Property insurance woes due to coastal storms are not unique to Louisiana, he said.

“That experience, that hard market, is present from Boston to Miami to Brownsville, Texas,” he said.

Storms in those areas have an effect on Louisiana’s insurance business, he said.

“If a storm comes onshore in Texas or in Florida, it affects us,” Donelon said.

For example, Lake Charles is grouped with Texas by some insurance companies, he said.

Though many insurance companies wanted to pull out of Louisiana after the 2005 hurricane season, in which Hurricanes Katrina and Rita caused more than $40 billion worth of damage, a relatively unknown statute kept them in the state, Donelon said.

Written in 1992 in the aftermath of Hurricane Andrew, the statute states that companies have to continue insuring any homeowner who does not have two non-“act of God” claims on their policy in a three-year period.

A house fire would not be considered an act of God, whereas a hurricane or similar storm would.

“Because of that, 85 percent of our homeowner’s market stayed on,” Donelon said.

Though some insurance companies have stopped writing policies for portions of south Louisiana, all of the companies that were in Louisiana in 2005 are still there, he said.

“Some (of those companies) are even writing new policies in areas likely to be affected by hurricanes, and all of them are accommodating their old customers by writing them new policies if they had to move,” he said.

Donelon praised the Louisiana legislature for passing new, stricter building codes after the 2005 hurricanes.

“It’s a good step to attract (insurance) businesses to our market,” he said.

Donelon also said he was opposed to the idea of making Louisiana citizen’s property coverage cheaper than the private market.

Created for those who cannot obtain coverage on the private market, citizen’s coverage is currently 10 percent more expensive than the most expensive private coverage on the market for each parish, Donelon said.

“It’s unpopular to say this in south Louisiana,” he said. “But it’s important to keep a private market and not make the state the insurer.

“I truly believe that the answer is in the private market.”

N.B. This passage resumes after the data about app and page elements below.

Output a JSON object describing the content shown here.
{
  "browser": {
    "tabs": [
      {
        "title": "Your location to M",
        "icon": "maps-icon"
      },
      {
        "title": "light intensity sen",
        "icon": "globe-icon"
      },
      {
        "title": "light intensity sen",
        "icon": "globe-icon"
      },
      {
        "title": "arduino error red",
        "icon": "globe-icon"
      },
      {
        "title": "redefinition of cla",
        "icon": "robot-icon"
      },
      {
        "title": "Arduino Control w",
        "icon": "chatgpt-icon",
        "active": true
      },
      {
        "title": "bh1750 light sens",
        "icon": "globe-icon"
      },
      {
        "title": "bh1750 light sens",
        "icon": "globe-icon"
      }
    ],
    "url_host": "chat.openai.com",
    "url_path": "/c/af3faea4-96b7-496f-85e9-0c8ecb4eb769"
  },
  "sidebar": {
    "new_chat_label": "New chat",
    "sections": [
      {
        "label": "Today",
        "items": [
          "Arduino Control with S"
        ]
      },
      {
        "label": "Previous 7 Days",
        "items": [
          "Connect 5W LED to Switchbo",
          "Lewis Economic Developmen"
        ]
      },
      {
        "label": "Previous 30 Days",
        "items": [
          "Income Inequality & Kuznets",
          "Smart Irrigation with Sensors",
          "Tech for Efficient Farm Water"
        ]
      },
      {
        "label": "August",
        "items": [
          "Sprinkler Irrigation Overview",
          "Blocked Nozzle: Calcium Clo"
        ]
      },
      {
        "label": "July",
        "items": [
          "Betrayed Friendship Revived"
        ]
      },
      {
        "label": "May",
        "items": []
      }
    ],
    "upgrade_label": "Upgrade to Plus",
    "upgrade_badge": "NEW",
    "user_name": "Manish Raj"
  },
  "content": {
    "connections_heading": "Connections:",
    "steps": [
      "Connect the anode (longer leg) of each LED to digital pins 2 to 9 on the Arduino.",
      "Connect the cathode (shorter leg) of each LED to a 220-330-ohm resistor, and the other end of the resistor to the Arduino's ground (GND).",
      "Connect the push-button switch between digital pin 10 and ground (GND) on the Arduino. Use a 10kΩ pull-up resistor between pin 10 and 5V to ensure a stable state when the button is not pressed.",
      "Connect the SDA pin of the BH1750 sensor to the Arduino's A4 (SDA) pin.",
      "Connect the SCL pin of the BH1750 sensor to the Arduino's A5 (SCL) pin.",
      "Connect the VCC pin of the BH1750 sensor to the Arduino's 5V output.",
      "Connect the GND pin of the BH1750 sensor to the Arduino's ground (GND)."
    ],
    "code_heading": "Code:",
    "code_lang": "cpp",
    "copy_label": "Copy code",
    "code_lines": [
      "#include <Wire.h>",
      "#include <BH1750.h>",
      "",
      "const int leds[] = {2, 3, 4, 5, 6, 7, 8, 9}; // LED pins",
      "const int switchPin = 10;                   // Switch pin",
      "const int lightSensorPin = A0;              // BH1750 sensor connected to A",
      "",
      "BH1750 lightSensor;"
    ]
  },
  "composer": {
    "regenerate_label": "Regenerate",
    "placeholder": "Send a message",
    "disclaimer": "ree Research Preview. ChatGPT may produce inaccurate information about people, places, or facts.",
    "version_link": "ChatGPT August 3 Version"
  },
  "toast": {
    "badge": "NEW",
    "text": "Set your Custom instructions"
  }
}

Florida has a similar, more readily available program that — while it is very popular with citizens — could present the state with a lot of problems in the event of a major storm, Donelon said.

Donelon is running for re-election this year.